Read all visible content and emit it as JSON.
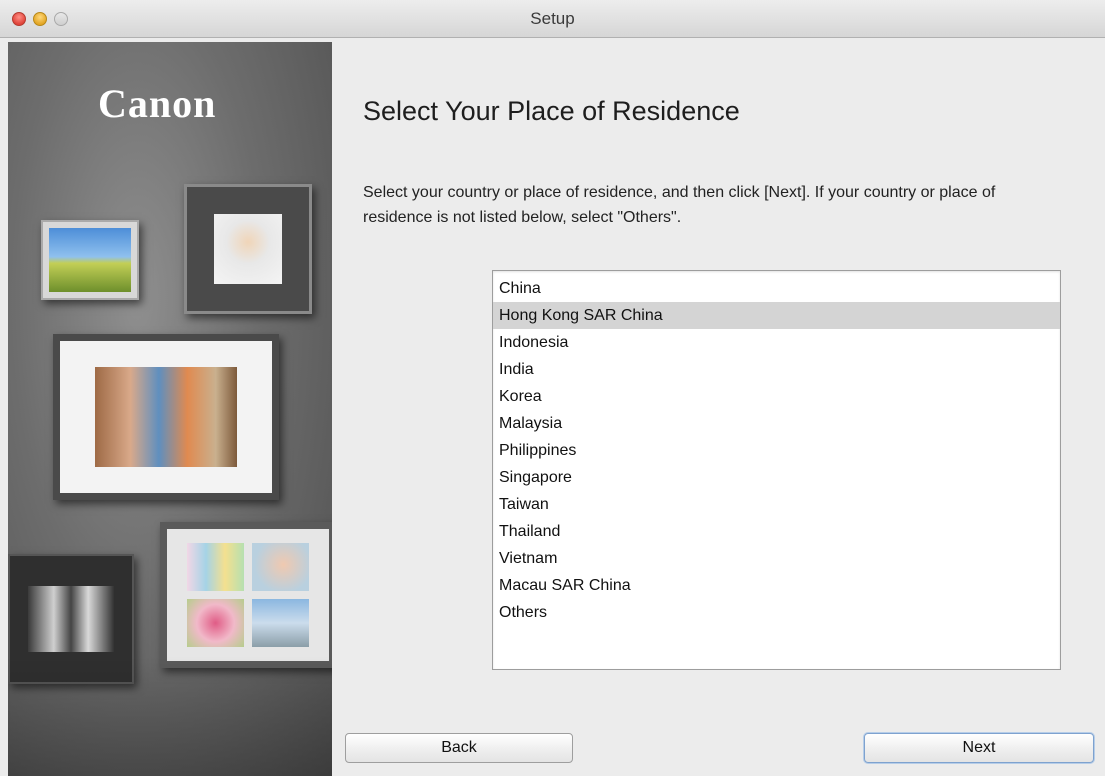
{
  "window": {
    "title": "Setup"
  },
  "side": {
    "logo_text": "Canon"
  },
  "main": {
    "heading": "Select Your Place of Residence",
    "description": "Select your country or place of residence, and then click [Next]. If your country or place of residence is not listed below, select \"Others\".",
    "countries": [
      "China",
      "Hong Kong SAR China",
      "Indonesia",
      "India",
      "Korea",
      "Malaysia",
      "Philippines",
      "Singapore",
      "Taiwan",
      "Thailand",
      "Vietnam",
      "Macau SAR China",
      "Others"
    ],
    "selected_country": "Hong Kong SAR China"
  },
  "buttons": {
    "back_label": "Back",
    "next_label": "Next"
  }
}
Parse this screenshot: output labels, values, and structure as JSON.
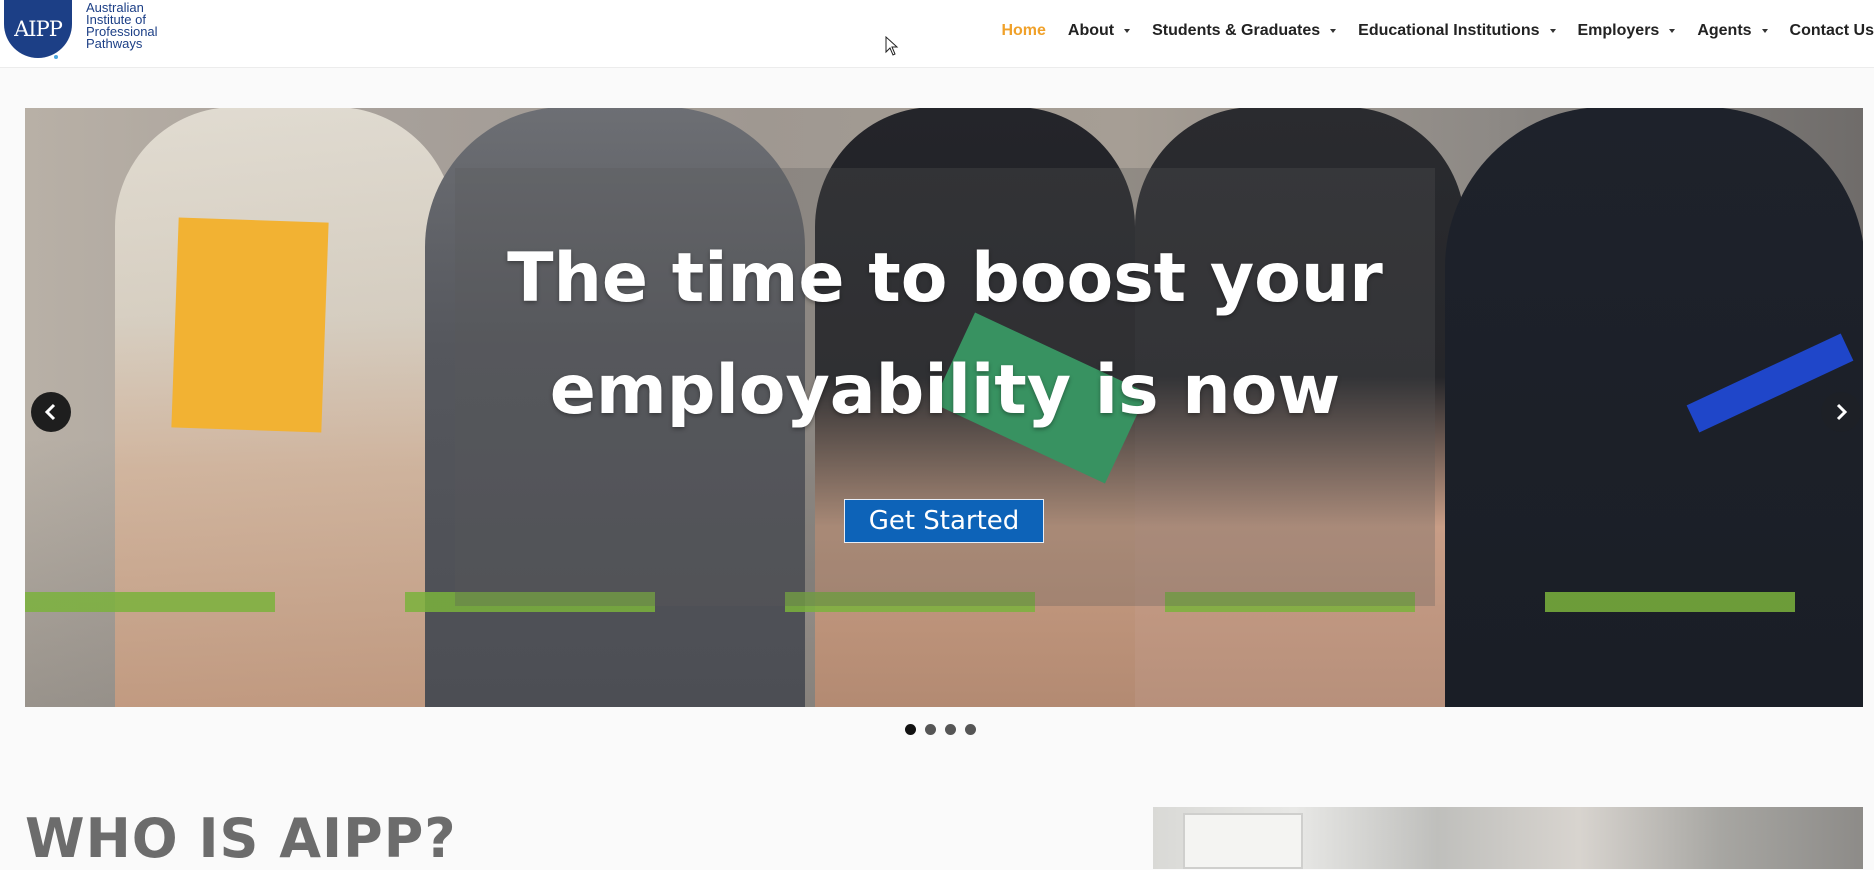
{
  "brand": {
    "logo_mark": "AIPP",
    "logo_text": "Australian\nInstitute of\nProfessional\nPathways",
    "primary_color": "#1c3f86",
    "accent_color": "#f0a12a"
  },
  "nav": {
    "items": [
      {
        "label": "Home",
        "active": true,
        "dropdown": false
      },
      {
        "label": "About",
        "active": false,
        "dropdown": true
      },
      {
        "label": "Students & Graduates",
        "active": false,
        "dropdown": true
      },
      {
        "label": "Educational Institutions",
        "active": false,
        "dropdown": true
      },
      {
        "label": "Employers",
        "active": false,
        "dropdown": true
      },
      {
        "label": "Agents",
        "active": false,
        "dropdown": true
      },
      {
        "label": "Contact Us",
        "active": false,
        "dropdown": false
      }
    ]
  },
  "hero": {
    "title": "The time to boost your employability is now",
    "cta_label": "Get Started",
    "cta_color": "#0d63b8",
    "prev_icon": "chevron-left-icon",
    "next_icon": "chevron-right-icon",
    "slide_count": 4,
    "active_slide": 1
  },
  "who": {
    "title": "WHO IS AIPP?"
  }
}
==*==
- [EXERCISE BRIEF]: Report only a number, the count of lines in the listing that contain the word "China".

- [SOLUTION TO THIS EXERCISE]: 4